*Description of the task*: Would you return the records below character for character, without any images?

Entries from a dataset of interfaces
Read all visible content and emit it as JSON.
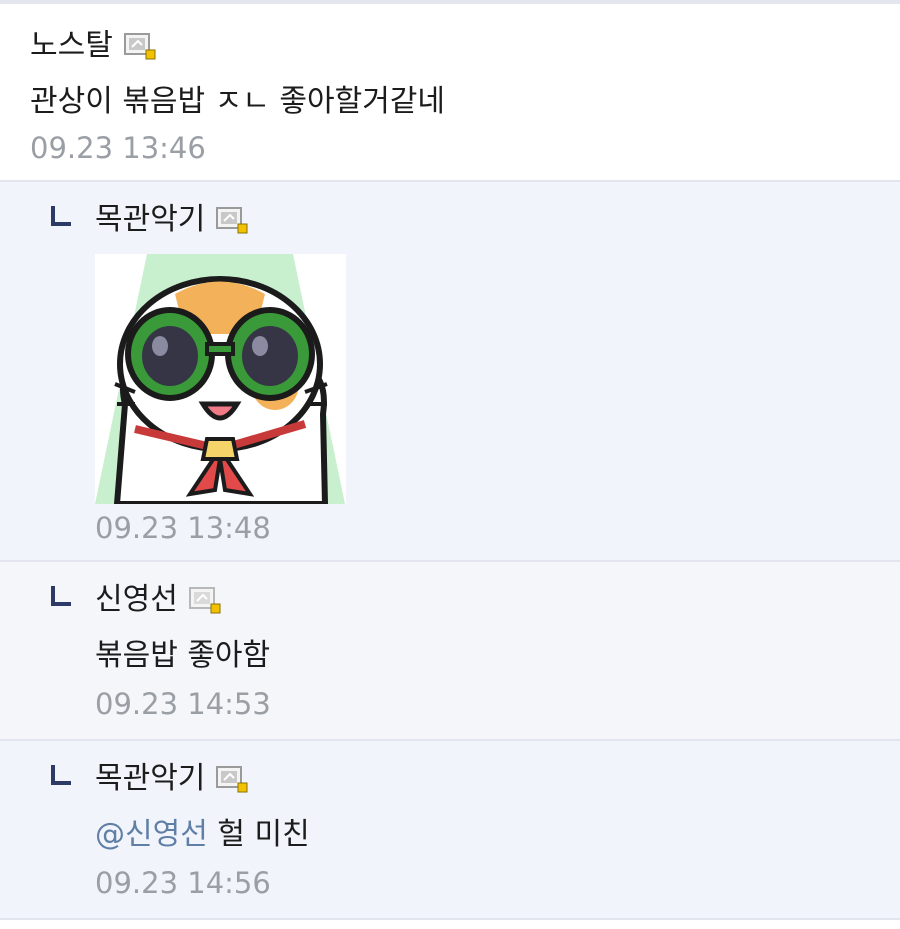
{
  "comments": [
    {
      "author": "노스탈",
      "text": "관상이 볶음밥 ㅈㄴ 좋아할거같네",
      "time": "09.23 13:46"
    },
    {
      "author": "목관악기",
      "sticker": "cat-with-green-sunglasses-sticker",
      "time": "09.23 13:48"
    },
    {
      "author": "신영선",
      "text": "볶음밥 좋아함",
      "time": "09.23 14:53"
    },
    {
      "author": "목관악기",
      "mention": "@신영선",
      "text": "헐 미친",
      "time": "09.23 14:56"
    }
  ],
  "icons": {
    "reply": "reply-arrow-icon",
    "user_badge": "user-badge-icon"
  },
  "colors": {
    "reply_bg": "#f2f4fb",
    "mention": "#5f7fa6",
    "timestamp": "#9a9ea5",
    "reply_mark": "#2e3a66",
    "badge_accent": "#f2c200"
  }
}
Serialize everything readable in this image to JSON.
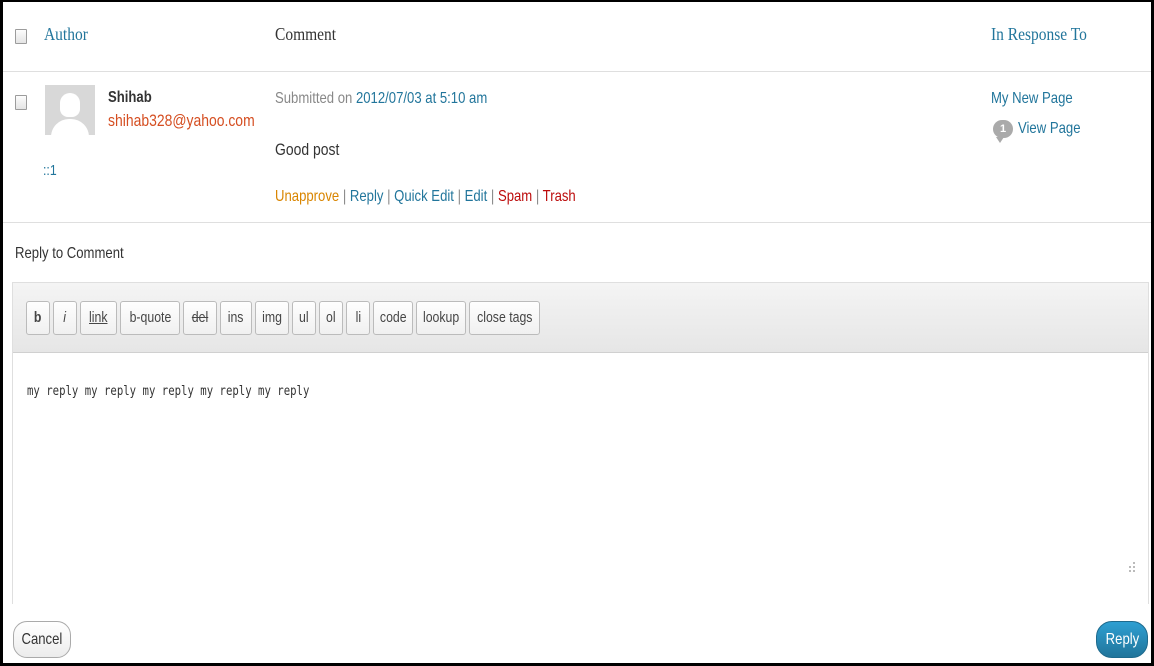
{
  "table": {
    "headers": {
      "author": "Author",
      "comment": "Comment",
      "in_response_to": "In Response To"
    }
  },
  "comment": {
    "author_name": "Shihab",
    "author_email": "shihab328@yahoo.com",
    "author_ip": "::1",
    "submitted_prefix": "Submitted on",
    "submitted_date": "2012/07/03 at 5:10 am",
    "text": "Good post",
    "actions": {
      "unapprove": "Unapprove",
      "reply": "Reply",
      "quick_edit": "Quick Edit",
      "edit": "Edit",
      "spam": "Spam",
      "trash": "Trash",
      "separator": " | "
    },
    "response": {
      "post_title": "My New Page",
      "comment_count": "1",
      "view_link": "View Page"
    }
  },
  "reply": {
    "title": "Reply to Comment",
    "toolbar": [
      "b",
      "i",
      "link",
      "b-quote",
      "del",
      "ins",
      "img",
      "ul",
      "ol",
      "li",
      "code",
      "lookup",
      "close tags"
    ],
    "textarea_value": "my reply my reply my reply my reply my reply",
    "cancel_label": "Cancel",
    "submit_label": "Reply"
  },
  "colors": {
    "link": "#21759b",
    "email": "#d54e21",
    "unapprove": "#d98500",
    "danger": "#bc0b0b",
    "primary_button": "#21759b"
  },
  "icons": {
    "select_checkbox": "checkbox-icon",
    "avatar": "default-avatar-icon",
    "comment_count": "comment-bubble-icon",
    "resize": "resize-handle-icon"
  }
}
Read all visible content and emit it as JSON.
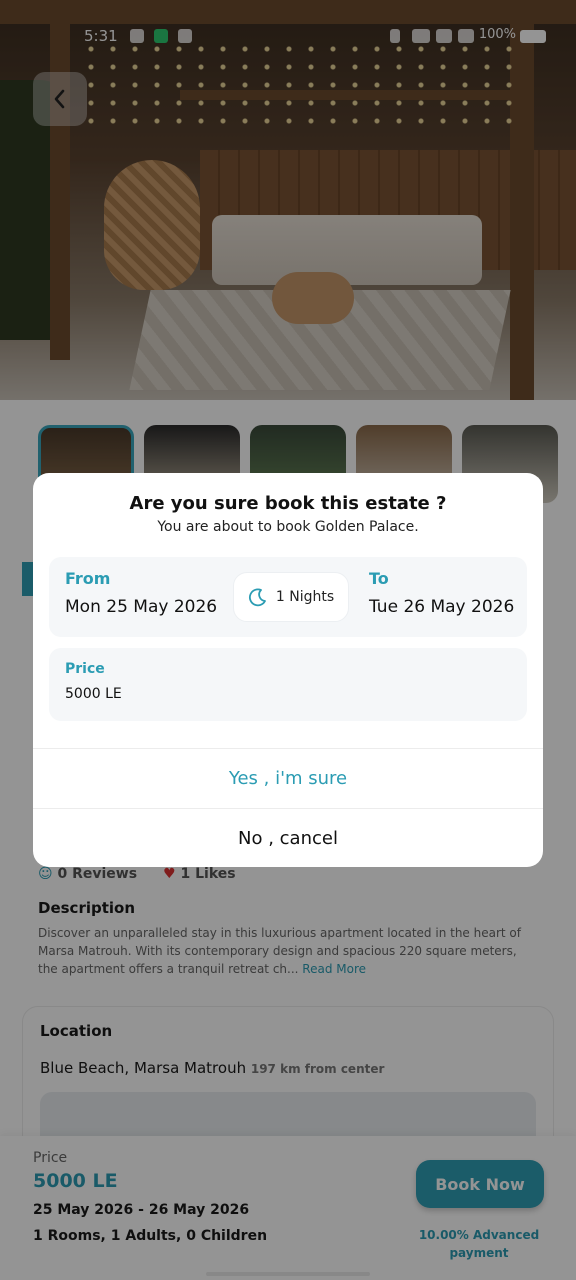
{
  "status_bar": {
    "time": "5:31",
    "battery": "100%"
  },
  "hero": {
    "back_icon": "chevron-left-icon"
  },
  "stats": {
    "reviews": "0 Reviews",
    "likes": "1 Likes"
  },
  "description": {
    "title": "Description",
    "text": "Discover an unparalleled stay in this luxurious apartment located in the heart of Marsa Matrouh. With its contemporary design and spacious 220 square meters, the apartment offers a tranquil retreat ch... ",
    "read_more": "Read More"
  },
  "location": {
    "title": "Location",
    "place": "Blue Beach,  Marsa Matrouh ",
    "distance": "197 km from center"
  },
  "bottom_bar": {
    "price_label": "Price",
    "price": "5000 LE",
    "dates": "25 May 2026 - 26 May 2026",
    "rooms": "1 Rooms, 1 Adults, 0 Children",
    "book_label": "Book Now",
    "advance": "10.00% Advanced payment"
  },
  "dialog": {
    "title": "Are you sure book this estate ?",
    "subtitle": "You are about to book Golden Palace.",
    "from_label": "From",
    "from_value": "Mon 25 May 2026",
    "nights": "1 Nights",
    "to_label": "To",
    "to_value": "Tue 26 May 2026",
    "price_label": "Price",
    "price_value": "5000 LE",
    "confirm_label": "Yes , i'm sure",
    "cancel_label": "No , cancel"
  },
  "colors": {
    "accent": "#2b9cb3",
    "button": "#2f9fb6",
    "like": "#d33333"
  }
}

*Expected answer*:
Read all visible content and emit it as JSON.
{
  "comments": [
    {
      "author": "노스탈",
      "text": "관상이 볶음밥 ㅈㄴ 좋아할거같네",
      "time": "09.23 13:46"
    },
    {
      "author": "목관악기",
      "sticker": "cat-with-green-sunglasses-sticker",
      "time": "09.23 13:48"
    },
    {
      "author": "신영선",
      "text": "볶음밥 좋아함",
      "time": "09.23 14:53"
    },
    {
      "author": "목관악기",
      "mention": "@신영선",
      "text": "헐 미친",
      "time": "09.23 14:56"
    }
  ],
  "icons": {
    "reply": "reply-arrow-icon",
    "user_badge": "user-badge-icon"
  },
  "colors": {
    "reply_bg": "#f2f4fb",
    "mention": "#5f7fa6",
    "timestamp": "#9a9ea5",
    "reply_mark": "#2e3a66",
    "badge_accent": "#f2c200"
  }
}
Serialize everything readable in this image to JSON.
{
  "table": {
    "headers": {
      "author": "Author",
      "comment": "Comment",
      "in_response_to": "In Response To"
    }
  },
  "comment": {
    "author_name": "Shihab",
    "author_email": "shihab328@yahoo.com",
    "author_ip": "::1",
    "submitted_prefix": "Submitted on",
    "submitted_date": "2012/07/03 at 5:10 am",
    "text": "Good post",
    "actions": {
      "unapprove": "Unapprove",
      "reply": "Reply",
      "quick_edit": "Quick Edit",
      "edit": "Edit",
      "spam": "Spam",
      "trash": "Trash",
      "separator": " | "
    },
    "response": {
      "post_title": "My New Page",
      "comment_count": "1",
      "view_link": "View Page"
    }
  },
  "reply": {
    "title": "Reply to Comment",
    "toolbar": [
      "b",
      "i",
      "link",
      "b-quote",
      "del",
      "ins",
      "img",
      "ul",
      "ol",
      "li",
      "code",
      "lookup",
      "close tags"
    ],
    "textarea_value": "my reply my reply my reply my reply my reply",
    "cancel_label": "Cancel",
    "submit_label": "Reply"
  },
  "colors": {
    "link": "#21759b",
    "email": "#d54e21",
    "unapprove": "#d98500",
    "danger": "#bc0b0b",
    "primary_button": "#21759b"
  },
  "icons": {
    "select_checkbox": "checkbox-icon",
    "avatar": "default-avatar-icon",
    "comment_count": "comment-bubble-icon",
    "resize": "resize-handle-icon"
  }
}
Read all visible content and emit it as JSON.
{
  "status_bar": {
    "time": "5:31",
    "battery": "100%"
  },
  "hero": {
    "back_icon": "chevron-left-icon"
  },
  "stats": {
    "reviews": "0 Reviews",
    "likes": "1 Likes"
  },
  "description": {
    "title": "Description",
    "text": "Discover an unparalleled stay in this luxurious apartment located in the heart of Marsa Matrouh. With its contemporary design and spacious 220 square meters, the apartment offers a tranquil retreat ch... ",
    "read_more": "Read More"
  },
  "location": {
    "title": "Location",
    "place": "Blue Beach,  Marsa Matrouh ",
    "distance": "197 km from center"
  },
  "bottom_bar": {
    "price_label": "Price",
    "price": "5000 LE",
    "dates": "25 May 2026 - 26 May 2026",
    "rooms": "1 Rooms, 1 Adults, 0 Children",
    "book_label": "Book Now",
    "advance": "10.00% Advanced payment"
  },
  "dialog": {
    "title": "Are you sure book this estate ?",
    "subtitle": "You are about to book Golden Palace.",
    "from_label": "From",
    "from_value": "Mon 25 May 2026",
    "nights": "1 Nights",
    "to_label": "To",
    "to_value": "Tue 26 May 2026",
    "price_label": "Price",
    "price_value": "5000 LE",
    "confirm_label": "Yes , i'm sure",
    "cancel_label": "No , cancel"
  },
  "colors": {
    "accent": "#2b9cb3",
    "button": "#2f9fb6",
    "like": "#d33333"
  }
}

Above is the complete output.